"I guess somewhere along the line all the writers decided our album wasn't a cool little thing after all, it was garbage," Rucker said. "That was fine, the critics and whatever. What bothered us was when we'd be reading a magazine and there's other bands taking shots at Hootie & the Blowfish. How many other bands out there would have gone through all we did to get where we are now? We played 11 years.

"Everybody cops that famous phrase, 'indie-rock [credibility].' Well, what's more cool than playing in bars together year after year, never giving up or going from band to band?"

None of that makes any difference anyway," he continued. "We're still going to have fun, sell out shows and do a lot of things these people would like to be doing themselves."


Rucker may seem stung by the arrows of criticism, but his feet are on the ground. If body piercing, facial tattoos and drug problems are what's in style these days, he's more than happy to be perceived as square.

And even though he and his band mates have made enough dough to retire, they continue to tour like dogs. Why?

"We still have the same feeling when we play together," Rucker said. "We've gotten better as a band. We're probably tighter now than we've ever been. We still love to play for that two hours or whatever it is we play for. It might be a lot bigger, but it's still just the four of us up on that stage, and no one can ever take that away from us."

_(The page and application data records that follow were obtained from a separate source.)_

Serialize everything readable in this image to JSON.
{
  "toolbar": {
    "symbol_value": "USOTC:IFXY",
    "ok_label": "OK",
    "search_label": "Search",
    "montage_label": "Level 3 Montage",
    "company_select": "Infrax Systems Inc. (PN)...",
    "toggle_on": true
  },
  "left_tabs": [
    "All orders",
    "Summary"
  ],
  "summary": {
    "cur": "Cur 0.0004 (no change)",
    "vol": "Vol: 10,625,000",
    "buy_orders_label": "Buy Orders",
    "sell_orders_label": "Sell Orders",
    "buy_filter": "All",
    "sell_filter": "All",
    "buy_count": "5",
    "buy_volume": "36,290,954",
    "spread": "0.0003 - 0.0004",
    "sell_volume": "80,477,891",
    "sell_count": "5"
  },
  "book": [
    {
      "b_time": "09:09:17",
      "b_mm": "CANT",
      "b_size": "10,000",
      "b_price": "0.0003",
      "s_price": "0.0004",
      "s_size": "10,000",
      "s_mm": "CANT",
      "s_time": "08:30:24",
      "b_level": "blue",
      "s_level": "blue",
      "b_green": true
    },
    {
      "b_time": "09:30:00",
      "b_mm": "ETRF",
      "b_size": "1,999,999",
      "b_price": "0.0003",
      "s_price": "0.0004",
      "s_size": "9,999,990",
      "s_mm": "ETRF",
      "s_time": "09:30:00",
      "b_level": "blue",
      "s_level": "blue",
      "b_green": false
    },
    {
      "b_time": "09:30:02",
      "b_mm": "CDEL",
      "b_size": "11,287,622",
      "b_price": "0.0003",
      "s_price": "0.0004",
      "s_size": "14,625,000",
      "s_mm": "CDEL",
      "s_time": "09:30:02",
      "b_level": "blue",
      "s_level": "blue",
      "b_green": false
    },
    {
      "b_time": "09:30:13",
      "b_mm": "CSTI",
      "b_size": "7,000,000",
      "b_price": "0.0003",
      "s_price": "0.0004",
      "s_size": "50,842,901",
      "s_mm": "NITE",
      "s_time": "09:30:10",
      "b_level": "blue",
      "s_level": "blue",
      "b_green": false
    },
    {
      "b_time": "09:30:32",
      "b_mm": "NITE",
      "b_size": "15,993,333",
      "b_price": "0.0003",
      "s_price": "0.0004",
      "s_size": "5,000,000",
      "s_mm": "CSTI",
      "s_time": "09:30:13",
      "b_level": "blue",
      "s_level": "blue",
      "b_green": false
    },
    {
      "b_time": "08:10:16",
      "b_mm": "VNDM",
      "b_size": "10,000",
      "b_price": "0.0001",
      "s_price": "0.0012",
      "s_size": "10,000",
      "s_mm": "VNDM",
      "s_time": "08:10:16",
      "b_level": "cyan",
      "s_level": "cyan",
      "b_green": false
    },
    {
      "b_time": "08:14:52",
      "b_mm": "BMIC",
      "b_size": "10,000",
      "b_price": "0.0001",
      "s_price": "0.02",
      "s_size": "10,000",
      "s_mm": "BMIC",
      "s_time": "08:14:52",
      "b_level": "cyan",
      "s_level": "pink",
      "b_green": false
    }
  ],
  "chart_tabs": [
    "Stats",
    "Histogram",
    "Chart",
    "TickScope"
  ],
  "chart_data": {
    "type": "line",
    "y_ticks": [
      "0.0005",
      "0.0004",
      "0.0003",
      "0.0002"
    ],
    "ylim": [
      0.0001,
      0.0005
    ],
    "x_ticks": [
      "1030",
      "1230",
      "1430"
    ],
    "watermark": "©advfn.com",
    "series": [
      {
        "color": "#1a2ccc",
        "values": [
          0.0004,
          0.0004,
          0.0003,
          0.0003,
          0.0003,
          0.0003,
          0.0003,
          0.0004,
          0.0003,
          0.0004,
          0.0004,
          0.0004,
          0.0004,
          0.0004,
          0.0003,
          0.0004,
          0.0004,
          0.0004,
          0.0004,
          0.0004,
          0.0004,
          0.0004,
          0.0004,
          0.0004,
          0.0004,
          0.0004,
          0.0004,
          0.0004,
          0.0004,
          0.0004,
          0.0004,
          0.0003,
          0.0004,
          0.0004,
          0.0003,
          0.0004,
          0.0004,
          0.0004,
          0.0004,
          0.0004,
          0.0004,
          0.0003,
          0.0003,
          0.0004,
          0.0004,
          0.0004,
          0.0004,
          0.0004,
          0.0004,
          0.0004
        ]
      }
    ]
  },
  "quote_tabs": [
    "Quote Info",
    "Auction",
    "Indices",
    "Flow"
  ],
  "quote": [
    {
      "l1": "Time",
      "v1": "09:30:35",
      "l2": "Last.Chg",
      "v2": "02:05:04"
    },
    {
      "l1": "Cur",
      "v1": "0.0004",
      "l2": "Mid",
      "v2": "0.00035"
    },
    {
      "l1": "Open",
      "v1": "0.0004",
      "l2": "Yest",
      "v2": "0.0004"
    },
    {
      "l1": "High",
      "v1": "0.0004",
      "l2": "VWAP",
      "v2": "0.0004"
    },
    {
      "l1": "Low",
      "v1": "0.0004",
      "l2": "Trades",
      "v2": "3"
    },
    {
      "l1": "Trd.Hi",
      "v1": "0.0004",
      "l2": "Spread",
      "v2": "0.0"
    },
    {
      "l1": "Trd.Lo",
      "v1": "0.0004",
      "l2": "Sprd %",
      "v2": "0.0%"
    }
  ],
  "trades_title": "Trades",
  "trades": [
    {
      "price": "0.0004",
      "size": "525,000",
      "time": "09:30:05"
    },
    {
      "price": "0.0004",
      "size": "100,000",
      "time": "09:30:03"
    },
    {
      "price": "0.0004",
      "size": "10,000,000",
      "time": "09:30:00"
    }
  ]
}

* Hootie & the Blowfish play Sunday at the Irvine Meadows Amphitheatre, 8800 Irvine Center Drive. 8 p.m. $25.50. (714) 855-4515.

Los Angeles Times Articles